After the team selection, the kickoff meeting with our client and two weeks of secondary research, the true beginning for us was facing our first interview participant on Skype. I rushed to school at 8:30 in the morning without any caffeine. I opened the interview protocol in advance and tried to simulate what was going to happen later. “bi-bi-bi” Skype phone officially linked me to a girl living in New Jersey and I took a deep breath before saying hi. Mike, our the client manager with such a delightful and adorable voice, was sitting besides me during the video call. At this point, I finally felt this project was truly kicking off. We both knew we were a little bit nervous, but what could be more exciting than talking to a real cancer patient when you are designing an app for him/her?

The girl told us that she was diagnosed when she was 19 years old, and now at 22 she was a survivor living with her mom. Even though we did a bunch of secondary research about cancer care, treatment and supporting programs, when we heard she didn’t want to join any focus group nor make friends in the hospital, we were still a little bit surprised. Why? “You know, I just want to stay positive. Nothing can be more depressing than being surrounded by other patients.” “I got information from my doctor and my mom. My mom took care of all my doctor appointments. I don’t google my disease, don’t search it on the internet. I’d rather trust my doctor.” The girl’s voice was energetic and thrilling, excited to share her story with us. Sometimes her mom would join the conversation and add on something. It was really a smooth interview; the only strange part was - that the conversation seemed too cheerful to me. I expected to see a pale face, even if it wasn’t a sad one, but still not one this happy. Her positive attitudes towards life struck me and even made me feel uncomfortable or guilty, guilty for treating her as a sick person and showing too much pity.

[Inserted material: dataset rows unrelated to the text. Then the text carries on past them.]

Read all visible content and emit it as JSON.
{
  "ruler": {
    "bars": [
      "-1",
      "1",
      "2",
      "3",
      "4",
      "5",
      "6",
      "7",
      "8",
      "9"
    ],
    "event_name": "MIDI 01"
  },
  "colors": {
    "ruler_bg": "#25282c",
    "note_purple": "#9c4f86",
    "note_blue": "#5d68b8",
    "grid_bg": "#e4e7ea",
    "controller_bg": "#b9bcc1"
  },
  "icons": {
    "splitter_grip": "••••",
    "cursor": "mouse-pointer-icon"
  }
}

“Speaking with this girl also reminded me of when I learned I have chocolate cysts what in my ovaries. I read a lot of information on the Internet, and my moods or feelings swung depending on what kind of information I received. In the end, after knowing so much about chocolate cysts, I still had many uncertainties and fears. Maybe the technique she this girl developed, blocking out all the negative voices around, helped her to preserve some hope for life, some motivations for being a normal person and some ambitions for enjoying every day.

However, this was as far as I could guess. In an interview on a sensitive topic, I usually tell myself to remember the goal,. Here, my goal was to understand how an app can improves cancer patients digital and physical experience along a specific journey in their lives. I didn’t feel that digging into the emotional part and asking this girl to tell me her most darkest experience was a good idea. I probably couldn’t handle it, and also, even participant’s emotions are important, but how could a patients tear benefits the app design? Clearly, I didn’t want to cross the boundary unless she wanted to be more opened, but surprises always come. When we were about to reach the end of the interview, she started to talk about her financial situation.

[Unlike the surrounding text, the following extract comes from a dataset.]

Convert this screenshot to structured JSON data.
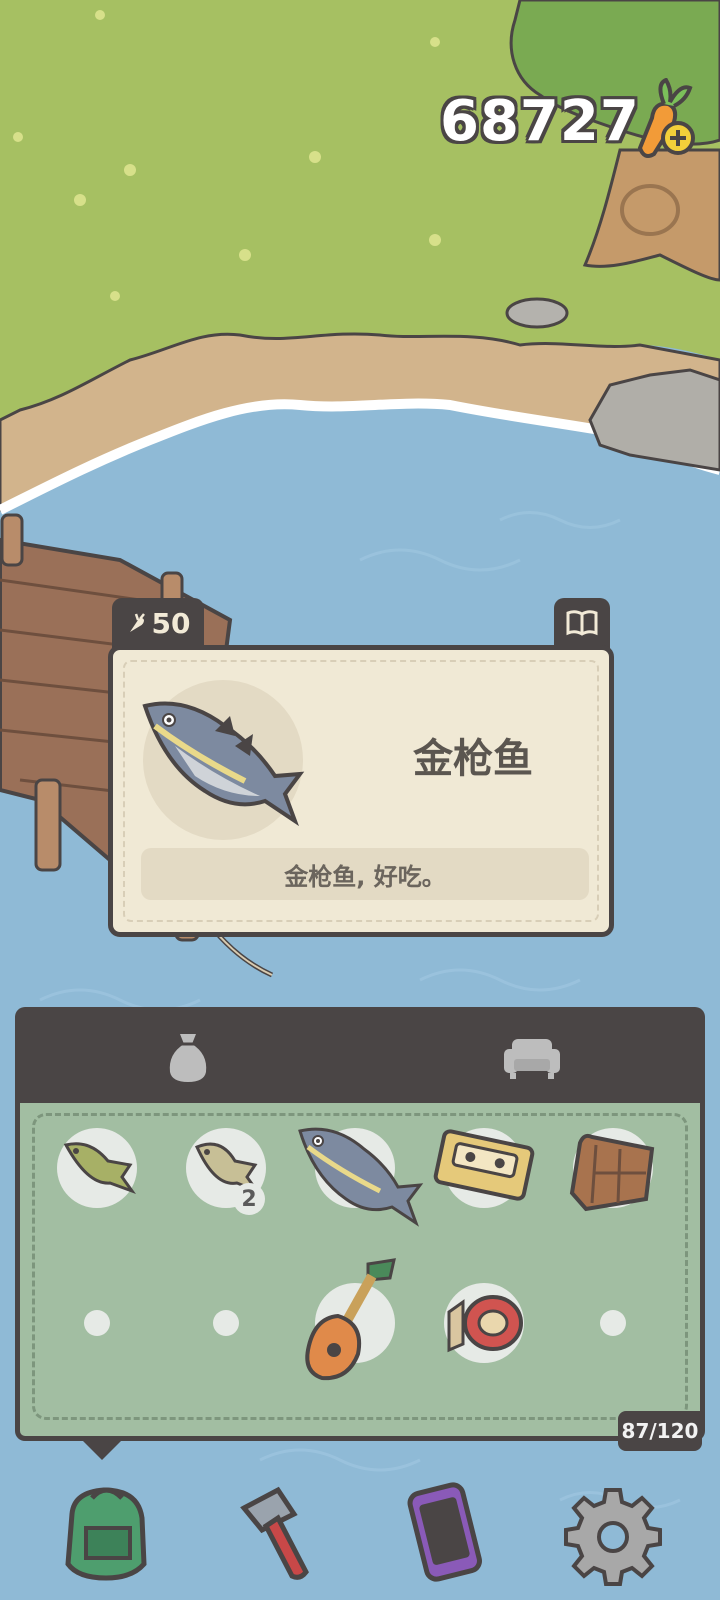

“ I had two part-time jobs before, but after I got diagnosed, I couldn’t work anymore. My mom also quit her job to take care of me. We were trying to look for financial programs to raise fundings, but because I was beyond 18 years old, I couldn’t find any. In the end, I created my own fundraising page through social media.” She was still smiling like a sunflower, at least tried to, but I could feel the huge financial pressure in her family from that her voice immediately . Her voice was slightly shaking all the sudden.

It’s not difficult to imagine how much you would have to pay for a high-quality treatment in a good cancer hospital in New York. Without any jobs or financial aids, this girl basically was telling us that she is in serious debts. After this interview, I was grateful of having the chance to talk to this girl, as well as having her trust to share the first-hand experience with the team. Except a lot of thanks, we promised the girl that we are going to design an awesome app for her and for people experiencing the similar situation.